■ Task to carry out ■
Print the records below word for word, but leave out the pictures.
###
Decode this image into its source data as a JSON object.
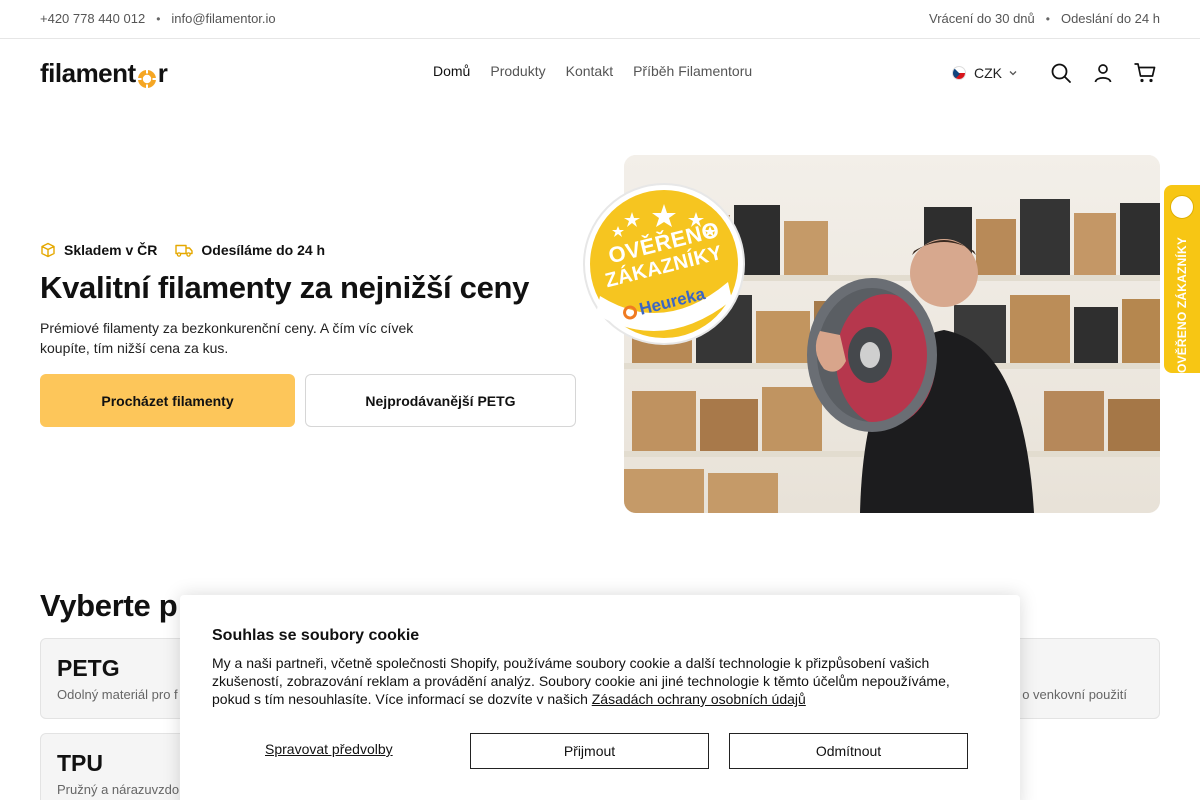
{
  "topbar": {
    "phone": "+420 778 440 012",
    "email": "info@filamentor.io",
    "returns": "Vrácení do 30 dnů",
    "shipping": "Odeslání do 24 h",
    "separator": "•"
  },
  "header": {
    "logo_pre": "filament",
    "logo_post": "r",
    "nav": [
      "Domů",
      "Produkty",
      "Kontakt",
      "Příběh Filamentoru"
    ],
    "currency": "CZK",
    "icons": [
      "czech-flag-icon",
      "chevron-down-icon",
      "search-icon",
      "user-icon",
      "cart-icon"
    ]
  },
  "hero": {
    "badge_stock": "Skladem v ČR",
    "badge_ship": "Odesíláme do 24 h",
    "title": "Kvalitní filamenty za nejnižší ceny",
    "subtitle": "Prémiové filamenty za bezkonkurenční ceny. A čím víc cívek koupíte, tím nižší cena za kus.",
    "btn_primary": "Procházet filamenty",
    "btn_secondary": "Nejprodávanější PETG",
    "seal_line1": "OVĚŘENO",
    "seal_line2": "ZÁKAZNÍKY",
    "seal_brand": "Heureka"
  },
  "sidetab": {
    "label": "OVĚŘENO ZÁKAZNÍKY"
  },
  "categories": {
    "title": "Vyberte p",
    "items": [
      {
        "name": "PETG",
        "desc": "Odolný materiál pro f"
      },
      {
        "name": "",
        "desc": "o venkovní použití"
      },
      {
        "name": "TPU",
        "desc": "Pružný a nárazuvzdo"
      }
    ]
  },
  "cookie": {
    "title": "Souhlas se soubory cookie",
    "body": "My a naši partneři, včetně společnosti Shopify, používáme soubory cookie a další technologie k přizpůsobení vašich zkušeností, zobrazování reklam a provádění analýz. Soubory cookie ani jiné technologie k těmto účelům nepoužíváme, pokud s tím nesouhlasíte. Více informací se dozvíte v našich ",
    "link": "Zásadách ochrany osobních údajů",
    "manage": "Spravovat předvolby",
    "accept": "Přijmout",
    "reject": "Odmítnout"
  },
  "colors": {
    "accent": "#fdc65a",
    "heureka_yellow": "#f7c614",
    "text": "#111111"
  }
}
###
■ The answer ■
Decode this image into its source data as a JSON object.
{
  "topbar": {
    "phone": "+420 778 440 012",
    "email": "info@filamentor.io",
    "returns": "Vrácení do 30 dnů",
    "shipping": "Odeslání do 24 h",
    "separator": "•"
  },
  "header": {
    "logo_pre": "filament",
    "logo_post": "r",
    "nav": [
      "Domů",
      "Produkty",
      "Kontakt",
      "Příběh Filamentoru"
    ],
    "currency": "CZK",
    "icons": [
      "czech-flag-icon",
      "chevron-down-icon",
      "search-icon",
      "user-icon",
      "cart-icon"
    ]
  },
  "hero": {
    "badge_stock": "Skladem v ČR",
    "badge_ship": "Odesíláme do 24 h",
    "title": "Kvalitní filamenty za nejnižší ceny",
    "subtitle": "Prémiové filamenty za bezkonkurenční ceny. A čím víc cívek koupíte, tím nižší cena za kus.",
    "btn_primary": "Procházet filamenty",
    "btn_secondary": "Nejprodávanější PETG",
    "seal_line1": "OVĚŘENO",
    "seal_line2": "ZÁKAZNÍKY",
    "seal_brand": "Heureka"
  },
  "sidetab": {
    "label": "OVĚŘENO ZÁKAZNÍKY"
  },
  "categories": {
    "title": "Vyberte p",
    "items": [
      {
        "name": "PETG",
        "desc": "Odolný materiál pro f"
      },
      {
        "name": "",
        "desc": "o venkovní použití"
      },
      {
        "name": "TPU",
        "desc": "Pružný a nárazuvzdo"
      }
    ]
  },
  "cookie": {
    "title": "Souhlas se soubory cookie",
    "body": "My a naši partneři, včetně společnosti Shopify, používáme soubory cookie a další technologie k přizpůsobení vašich zkušeností, zobrazování reklam a provádění analýz. Soubory cookie ani jiné technologie k těmto účelům nepoužíváme, pokud s tím nesouhlasíte. Více informací se dozvíte v našich ",
    "link": "Zásadách ochrany osobních údajů",
    "manage": "Spravovat předvolby",
    "accept": "Přijmout",
    "reject": "Odmítnout"
  },
  "colors": {
    "accent": "#fdc65a",
    "heureka_yellow": "#f7c614",
    "text": "#111111"
  }
}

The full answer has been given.